Tacitus (circa AD 56—120) was a Roman historian, orator, and politician. He is best known for his historical writings, including Annals, Histories, and Germania. Tacitus’ Annals is one of the earliest non-Christian sources verifying Jesus’ crucifixion. Tacitus also recorded the false accusation that Nero made against Christians when he blamed them for the Great Fire of Rome in AD 64.
All that is known about Tacitus’ personal life comes from the writings of his contemporary, Pliny the Younger. Nothing is known for certain about Tacitus’ family, since Tacitus never mentioned them in his writings, but we do know he was raised in a wealthy home with many privileges and that he was well-educated. Tacitus studied rhetoric and literary composition in preparation for a career in public office. Working his way up the rungs of public office, Tacitus eventually won popularity as a lawyer and orator. Later in life, Tacitus devoted himself to writing histories and is considered by many scholars to be the greatest Roman historian.

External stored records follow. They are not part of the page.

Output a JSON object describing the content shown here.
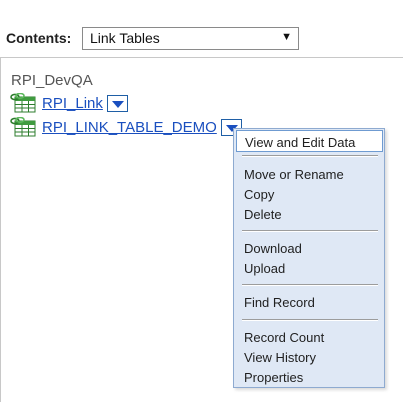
{
  "toolbar": {
    "contents_label": "Contents:",
    "contents_value": "Link Tables",
    "dropdown_arrow": "▼"
  },
  "tree": {
    "root_label": "RPI_DevQA",
    "items": [
      {
        "label": "RPI_Link",
        "icon": "linked-table-icon"
      },
      {
        "label": "RPI_LINK_TABLE_DEMO",
        "icon": "linked-table-icon"
      }
    ]
  },
  "context_menu": {
    "active_item": "View and Edit Data",
    "groups": [
      [
        "View and Edit Data"
      ],
      [
        "Move or Rename",
        "Copy",
        "Delete"
      ],
      [
        "Download",
        "Upload"
      ],
      [
        "Find Record"
      ],
      [
        "Record Count",
        "View History",
        "Properties"
      ]
    ]
  },
  "colors": {
    "link": "#1a4fbf",
    "menu_background": "#dfe8f5",
    "menu_border": "#8eaad0"
  }
}
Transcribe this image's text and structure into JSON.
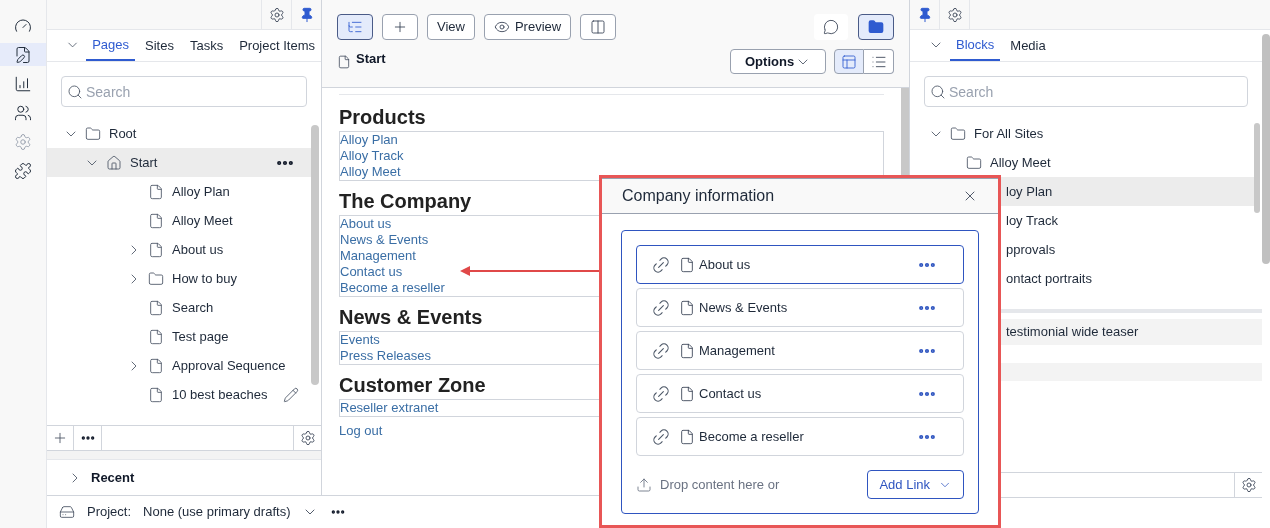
{
  "rail": {
    "items": [
      {
        "kind": "gauge",
        "selected": false
      },
      {
        "kind": "edit",
        "selected": true
      },
      {
        "kind": "chart",
        "selected": false
      },
      {
        "kind": "users",
        "selected": false
      },
      {
        "kind": "settings",
        "selected": false
      },
      {
        "kind": "addon",
        "selected": false
      }
    ]
  },
  "left_pane": {
    "tabs": [
      {
        "label": "Pages",
        "selected": true
      },
      {
        "label": "Sites",
        "selected": false
      },
      {
        "label": "Tasks",
        "selected": false
      },
      {
        "label": "Project Items",
        "selected": false
      }
    ],
    "search": {
      "placeholder": "Search"
    },
    "tree": [
      {
        "label": "Root",
        "kind": "folder",
        "expanded": true,
        "selected": false,
        "children": [
          {
            "label": "Start",
            "kind": "home",
            "expanded": true,
            "selected": true,
            "children": [
              {
                "label": "Alloy Plan",
                "kind": "page",
                "selected": false
              },
              {
                "label": "Alloy Meet",
                "kind": "page",
                "selected": false
              },
              {
                "label": "About us",
                "kind": "page",
                "expanded": false,
                "selected": false
              },
              {
                "label": "How to buy",
                "kind": "folder",
                "expanded": false,
                "selected": false
              },
              {
                "label": "Search",
                "kind": "page",
                "selected": false
              },
              {
                "label": "Test page",
                "kind": "page",
                "selected": false
              },
              {
                "label": "Approval Sequence",
                "kind": "page",
                "expanded": false,
                "selected": false
              },
              {
                "label": "10 best beaches",
                "kind": "page",
                "selected": false,
                "editing": true
              }
            ]
          }
        ]
      }
    ],
    "recent": {
      "label": "Recent",
      "expanded": false
    }
  },
  "center": {
    "toolbar": [
      {
        "kind": "tree",
        "selected": true
      },
      {
        "kind": "add",
        "selected": false
      },
      {
        "kind": "text",
        "label": "View",
        "selected": false
      },
      {
        "kind": "preview",
        "label": "Preview",
        "selected": false
      },
      {
        "kind": "compare",
        "selected": false
      }
    ],
    "toolbar_right": [
      {
        "kind": "comment",
        "selected": false
      },
      {
        "kind": "folder",
        "selected": true
      }
    ],
    "page_title": "Start",
    "options": "Options",
    "view_toggles": [
      {
        "kind": "layout",
        "selected": true
      },
      {
        "kind": "list",
        "selected": false
      }
    ],
    "sections": [
      {
        "heading": "Products",
        "links": [
          "Alloy Plan",
          "Alloy Track",
          "Alloy Meet"
        ]
      },
      {
        "heading": "The Company",
        "links": [
          "About us",
          "News & Events",
          "Management",
          "Contact us",
          "Become a reseller"
        ]
      },
      {
        "heading": "News & Events",
        "links": [
          "Events",
          "Press Releases"
        ]
      },
      {
        "heading": "Customer Zone",
        "links": [
          "Reseller extranet"
        ],
        "extra_links": [
          "Log out"
        ]
      }
    ]
  },
  "right_pane": {
    "tabs": [
      {
        "label": "Blocks",
        "selected": true
      },
      {
        "label": "Media",
        "selected": false
      }
    ],
    "search": {
      "placeholder": "Search"
    },
    "tree": [
      {
        "label": "For All Sites",
        "kind": "folder",
        "expanded": true,
        "selected": false,
        "children": [
          {
            "label": "Alloy Meet",
            "kind": "folder",
            "selected": false
          },
          {
            "label": "loy Plan",
            "selected": true
          },
          {
            "label": "loy Track",
            "selected": false
          },
          {
            "label": "pprovals",
            "selected": false
          },
          {
            "label": "ontact portraits",
            "selected": false
          }
        ]
      }
    ],
    "lower_items": [
      "testimonial wide teaser"
    ]
  },
  "dialog": {
    "title": "Company information",
    "items": [
      {
        "label": "About us",
        "selected": true
      },
      {
        "label": "News & Events",
        "selected": false
      },
      {
        "label": "Management",
        "selected": false
      },
      {
        "label": "Contact us",
        "selected": false
      },
      {
        "label": "Become a reseller",
        "selected": false
      }
    ],
    "drop_text": "Drop content here or",
    "add_button": "Add Link"
  },
  "bottom_bar": {
    "project_label": "Project:",
    "project_value": "None (use primary drafts)"
  }
}
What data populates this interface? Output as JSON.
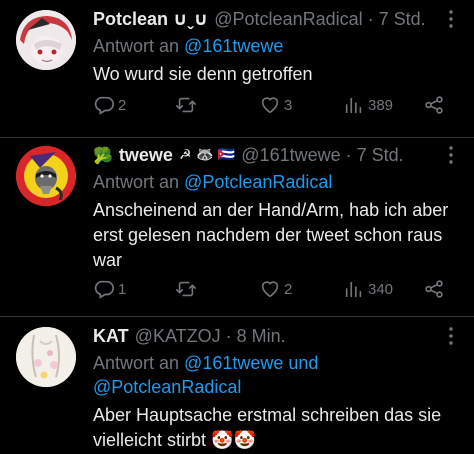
{
  "tweets": [
    {
      "name": "Potclean ∪ˬ∪",
      "handle": "@PotcleanRadical",
      "dot": "·",
      "time": "7 Std.",
      "reply_prefix": "Antwort an ",
      "reply_to": "@161twewe",
      "text": "Wo wurd sie denn getroffen",
      "replies": "2",
      "retweets": "",
      "likes": "3",
      "views": "389"
    },
    {
      "name_prefix": "🥦",
      "name": "twewe",
      "name_suffix": "☭ 🦝 🇨🇺",
      "handle": "@161twewe",
      "dot": "·",
      "time": "7 Std.",
      "reply_prefix": "Antwort an ",
      "reply_to": "@PotcleanRadical",
      "text": "Anscheinend an der Hand/Arm, hab ich aber erst gelesen nachdem der tweet schon raus war",
      "replies": "1",
      "retweets": "",
      "likes": "2",
      "views": "340"
    },
    {
      "name": "KAT",
      "handle": "@KATZOJ",
      "dot": "·",
      "time": "8 Min.",
      "reply_prefix": "Antwort an ",
      "reply_to": "@161twewe",
      "reply_and": " und",
      "reply_to_2": "@PotcleanRadical",
      "text": "Aber Hauptsache erstmal schreiben das sie vielleicht stirbt 🤡🤡"
    }
  ],
  "icons": {
    "reply": "reply-icon",
    "retweet": "retweet-icon",
    "like": "like-icon",
    "views": "views-icon",
    "share": "share-icon",
    "more": "more-icon"
  },
  "colors": {
    "background": "#000000",
    "text": "#e7e9ea",
    "muted": "#71767b",
    "link": "#1d9bf0",
    "divider": "#2f3336"
  }
}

Of particular interest to Christians is the fact that Tacitus mentions Jesus and Christians. This reference, coming as it does from a non-Christian source, lends credibility to the fact of Jesus’ existence. In Annals book 15, chapter 44, Tacitus mentions Christus, which is Latin for “Christ,” and His execution at the command of Pontius Pilate. This reference correlates with Scripture, which states that Pilate gave in to the requests of the Jews for the crucifixion of Jesus (Matthew 27:22–26; Mark 15:15; Luke 23:23–25; John 19:14–16). Although Scripture is sufficient in providing an accurate testimony to Jesus’ life and crucifixion (1 Corinthians 15:1–8), the fact that a pagan Roman historian referenced Jesus’ crucifixion provides further evidence to those inclined to doubt Jesus’ existence.
In the same chapter of his Annals, Tacitus also states that Nero blamed the Christians for the Great Fire of Rome. Tacitus referred to Christianity as an “evil” superstition that started in Judea and spread like a disease to Rome (Annals, 15.44). Although he acknowledged that Nero carried out his persecution against Christians to fulfill his own cruel passions, Tacitus described Christians as hated and therefore deserving of their terrible punishment. Tacitus obviously did not understand those who followed Jesus. Persecution under Emperor Nero is part of the fulfillment of Jesus’ prophecy that His followers would experience persecution (John 15:20). As Jesus told His disciples, “If the world hates you, know that it has hated me before it hated you” (John 15:18, ESV).
From Tacitus’ perspective, he was merely recording the events of history in the Roman Empire. Some of the details he recorded are of great interest to us today. For skeptics, Tacitus’ reference to Jesus provides evidence, without “Christian bias,” of Jesus’ historical existence. For believers, Tacitus’ Annals affirms the Bible’s witness.